Assignment:
The answer should consist of each line below that contains the word "glyph".

Given records:
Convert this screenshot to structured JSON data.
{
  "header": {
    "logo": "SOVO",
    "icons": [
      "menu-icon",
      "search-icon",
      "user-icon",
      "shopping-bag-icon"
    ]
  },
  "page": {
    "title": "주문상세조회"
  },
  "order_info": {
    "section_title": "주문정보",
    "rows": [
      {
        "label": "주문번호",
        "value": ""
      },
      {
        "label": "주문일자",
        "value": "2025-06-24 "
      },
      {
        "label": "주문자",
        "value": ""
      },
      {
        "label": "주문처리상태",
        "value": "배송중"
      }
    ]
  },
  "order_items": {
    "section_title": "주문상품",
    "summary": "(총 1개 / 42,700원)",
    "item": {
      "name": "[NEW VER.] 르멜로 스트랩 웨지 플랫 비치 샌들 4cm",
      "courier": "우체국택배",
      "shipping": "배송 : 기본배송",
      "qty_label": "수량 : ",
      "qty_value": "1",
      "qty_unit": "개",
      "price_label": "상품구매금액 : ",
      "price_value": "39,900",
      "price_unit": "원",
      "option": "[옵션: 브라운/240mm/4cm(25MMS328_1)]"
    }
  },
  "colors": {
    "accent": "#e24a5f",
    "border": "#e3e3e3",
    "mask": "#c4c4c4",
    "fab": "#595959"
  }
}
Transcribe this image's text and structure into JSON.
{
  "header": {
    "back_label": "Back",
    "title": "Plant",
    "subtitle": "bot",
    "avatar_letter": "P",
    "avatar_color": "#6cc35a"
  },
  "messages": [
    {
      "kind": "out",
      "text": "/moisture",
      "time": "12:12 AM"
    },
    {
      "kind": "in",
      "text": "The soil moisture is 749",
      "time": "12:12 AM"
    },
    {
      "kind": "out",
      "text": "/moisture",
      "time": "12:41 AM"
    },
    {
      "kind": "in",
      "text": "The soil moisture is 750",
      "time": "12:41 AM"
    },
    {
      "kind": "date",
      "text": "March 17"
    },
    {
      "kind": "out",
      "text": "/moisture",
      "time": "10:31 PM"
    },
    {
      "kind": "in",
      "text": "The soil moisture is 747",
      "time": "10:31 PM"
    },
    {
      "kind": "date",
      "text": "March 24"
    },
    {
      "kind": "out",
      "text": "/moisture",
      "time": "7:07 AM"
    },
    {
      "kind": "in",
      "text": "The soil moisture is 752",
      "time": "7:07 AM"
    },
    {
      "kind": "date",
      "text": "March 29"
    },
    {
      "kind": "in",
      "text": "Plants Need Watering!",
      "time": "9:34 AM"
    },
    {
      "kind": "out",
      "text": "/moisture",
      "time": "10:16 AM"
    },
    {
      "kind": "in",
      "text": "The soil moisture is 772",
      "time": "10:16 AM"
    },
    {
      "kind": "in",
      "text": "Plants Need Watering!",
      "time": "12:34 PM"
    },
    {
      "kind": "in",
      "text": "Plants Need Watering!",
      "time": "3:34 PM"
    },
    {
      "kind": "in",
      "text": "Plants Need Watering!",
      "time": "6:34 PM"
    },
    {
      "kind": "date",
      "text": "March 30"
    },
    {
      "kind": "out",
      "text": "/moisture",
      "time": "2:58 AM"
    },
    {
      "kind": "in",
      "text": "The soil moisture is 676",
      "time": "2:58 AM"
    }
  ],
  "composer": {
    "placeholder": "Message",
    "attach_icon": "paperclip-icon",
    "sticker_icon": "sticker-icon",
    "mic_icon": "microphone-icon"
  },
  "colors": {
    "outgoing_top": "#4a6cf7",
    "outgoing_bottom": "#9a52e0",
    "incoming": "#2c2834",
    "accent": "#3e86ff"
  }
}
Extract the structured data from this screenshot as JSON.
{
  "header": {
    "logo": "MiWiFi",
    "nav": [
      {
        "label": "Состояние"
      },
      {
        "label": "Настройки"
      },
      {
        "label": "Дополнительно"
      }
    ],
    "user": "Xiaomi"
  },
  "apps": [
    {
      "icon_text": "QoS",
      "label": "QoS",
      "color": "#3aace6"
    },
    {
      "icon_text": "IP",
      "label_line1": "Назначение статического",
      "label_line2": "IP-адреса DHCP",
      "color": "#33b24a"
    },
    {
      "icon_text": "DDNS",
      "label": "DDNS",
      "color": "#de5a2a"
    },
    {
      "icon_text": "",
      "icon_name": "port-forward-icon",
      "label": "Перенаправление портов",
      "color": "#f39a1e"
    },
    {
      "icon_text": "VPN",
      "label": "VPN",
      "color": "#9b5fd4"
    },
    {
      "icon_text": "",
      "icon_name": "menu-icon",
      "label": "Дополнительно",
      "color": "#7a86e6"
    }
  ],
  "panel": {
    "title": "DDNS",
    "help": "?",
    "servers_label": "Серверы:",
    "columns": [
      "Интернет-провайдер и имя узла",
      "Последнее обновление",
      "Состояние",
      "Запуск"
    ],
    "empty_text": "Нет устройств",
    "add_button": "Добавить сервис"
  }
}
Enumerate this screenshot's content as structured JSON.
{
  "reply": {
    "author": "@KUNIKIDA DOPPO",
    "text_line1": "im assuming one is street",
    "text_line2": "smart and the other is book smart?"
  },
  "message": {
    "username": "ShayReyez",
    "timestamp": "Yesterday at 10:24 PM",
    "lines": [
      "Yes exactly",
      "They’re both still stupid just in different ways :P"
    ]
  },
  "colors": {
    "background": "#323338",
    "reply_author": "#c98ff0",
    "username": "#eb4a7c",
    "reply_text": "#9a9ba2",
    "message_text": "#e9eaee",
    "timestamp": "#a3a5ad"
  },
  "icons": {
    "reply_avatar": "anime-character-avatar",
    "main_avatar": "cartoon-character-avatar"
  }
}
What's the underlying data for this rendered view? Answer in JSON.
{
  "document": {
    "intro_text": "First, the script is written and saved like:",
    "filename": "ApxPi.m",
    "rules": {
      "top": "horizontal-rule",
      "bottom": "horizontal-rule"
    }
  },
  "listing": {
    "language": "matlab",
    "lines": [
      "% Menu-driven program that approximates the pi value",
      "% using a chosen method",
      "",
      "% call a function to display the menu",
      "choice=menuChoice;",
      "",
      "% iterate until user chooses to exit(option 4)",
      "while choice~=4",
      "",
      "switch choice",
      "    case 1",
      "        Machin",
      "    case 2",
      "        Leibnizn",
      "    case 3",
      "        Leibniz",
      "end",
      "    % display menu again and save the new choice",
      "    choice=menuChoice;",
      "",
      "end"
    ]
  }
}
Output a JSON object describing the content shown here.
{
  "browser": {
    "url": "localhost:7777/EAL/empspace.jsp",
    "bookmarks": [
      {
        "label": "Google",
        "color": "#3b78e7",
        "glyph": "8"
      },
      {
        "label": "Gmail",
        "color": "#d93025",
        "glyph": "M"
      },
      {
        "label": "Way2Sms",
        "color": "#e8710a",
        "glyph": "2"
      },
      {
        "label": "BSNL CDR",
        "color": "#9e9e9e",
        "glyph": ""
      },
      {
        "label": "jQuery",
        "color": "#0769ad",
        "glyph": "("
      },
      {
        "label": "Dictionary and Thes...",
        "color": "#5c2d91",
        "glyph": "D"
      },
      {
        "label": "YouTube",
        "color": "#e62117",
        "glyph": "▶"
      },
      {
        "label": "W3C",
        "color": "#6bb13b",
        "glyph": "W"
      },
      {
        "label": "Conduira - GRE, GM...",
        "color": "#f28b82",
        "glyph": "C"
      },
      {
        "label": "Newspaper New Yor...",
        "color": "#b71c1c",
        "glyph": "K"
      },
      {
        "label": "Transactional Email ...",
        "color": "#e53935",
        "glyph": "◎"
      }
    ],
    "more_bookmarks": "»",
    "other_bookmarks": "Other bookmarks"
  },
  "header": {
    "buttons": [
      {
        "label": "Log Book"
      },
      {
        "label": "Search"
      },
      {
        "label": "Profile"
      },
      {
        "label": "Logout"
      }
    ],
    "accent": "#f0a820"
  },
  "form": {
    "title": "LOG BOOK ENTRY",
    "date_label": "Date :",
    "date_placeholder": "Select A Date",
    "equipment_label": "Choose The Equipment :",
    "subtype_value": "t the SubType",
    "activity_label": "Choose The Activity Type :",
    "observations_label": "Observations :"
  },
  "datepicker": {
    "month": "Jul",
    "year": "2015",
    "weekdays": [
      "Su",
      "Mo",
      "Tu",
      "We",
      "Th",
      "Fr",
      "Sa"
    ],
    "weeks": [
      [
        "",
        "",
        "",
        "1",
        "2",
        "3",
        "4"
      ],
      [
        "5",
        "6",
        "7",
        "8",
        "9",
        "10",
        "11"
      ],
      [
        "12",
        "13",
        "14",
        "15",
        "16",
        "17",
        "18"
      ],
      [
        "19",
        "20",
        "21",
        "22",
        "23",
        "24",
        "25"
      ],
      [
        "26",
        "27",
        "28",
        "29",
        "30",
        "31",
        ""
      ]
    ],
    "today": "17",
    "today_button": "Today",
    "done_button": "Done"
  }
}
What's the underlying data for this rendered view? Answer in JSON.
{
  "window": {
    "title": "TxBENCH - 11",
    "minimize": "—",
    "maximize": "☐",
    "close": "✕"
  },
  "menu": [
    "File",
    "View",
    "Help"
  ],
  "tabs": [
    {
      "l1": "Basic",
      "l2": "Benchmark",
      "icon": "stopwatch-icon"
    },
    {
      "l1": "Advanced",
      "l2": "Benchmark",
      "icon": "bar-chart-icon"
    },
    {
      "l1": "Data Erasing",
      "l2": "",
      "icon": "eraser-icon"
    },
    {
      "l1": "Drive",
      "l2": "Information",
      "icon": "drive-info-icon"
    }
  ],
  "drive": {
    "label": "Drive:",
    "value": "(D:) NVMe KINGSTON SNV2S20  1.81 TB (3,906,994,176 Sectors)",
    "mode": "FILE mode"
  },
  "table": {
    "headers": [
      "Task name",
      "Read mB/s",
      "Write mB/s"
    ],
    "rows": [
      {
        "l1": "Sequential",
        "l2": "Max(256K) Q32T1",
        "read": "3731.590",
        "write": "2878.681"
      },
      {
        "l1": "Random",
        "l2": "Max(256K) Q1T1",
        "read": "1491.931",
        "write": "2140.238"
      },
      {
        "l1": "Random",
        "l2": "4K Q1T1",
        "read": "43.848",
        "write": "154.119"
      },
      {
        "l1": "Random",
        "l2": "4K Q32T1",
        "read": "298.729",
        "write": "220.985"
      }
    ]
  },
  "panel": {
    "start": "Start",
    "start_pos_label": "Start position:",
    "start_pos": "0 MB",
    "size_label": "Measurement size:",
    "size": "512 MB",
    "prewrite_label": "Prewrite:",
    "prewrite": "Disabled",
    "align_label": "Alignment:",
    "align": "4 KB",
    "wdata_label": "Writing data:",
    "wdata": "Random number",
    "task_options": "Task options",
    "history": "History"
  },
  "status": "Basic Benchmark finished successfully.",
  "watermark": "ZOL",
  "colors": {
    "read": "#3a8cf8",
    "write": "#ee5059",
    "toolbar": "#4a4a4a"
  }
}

Task solution:
        "glyph": "8"
        "glyph": "M"
        "glyph": "2"
        "glyph": ""
        "glyph": "("
        "glyph": "D"
        "glyph": "▶"
        "glyph": "W"
        "glyph": "C"
        "glyph": "K"
        "glyph": "◎"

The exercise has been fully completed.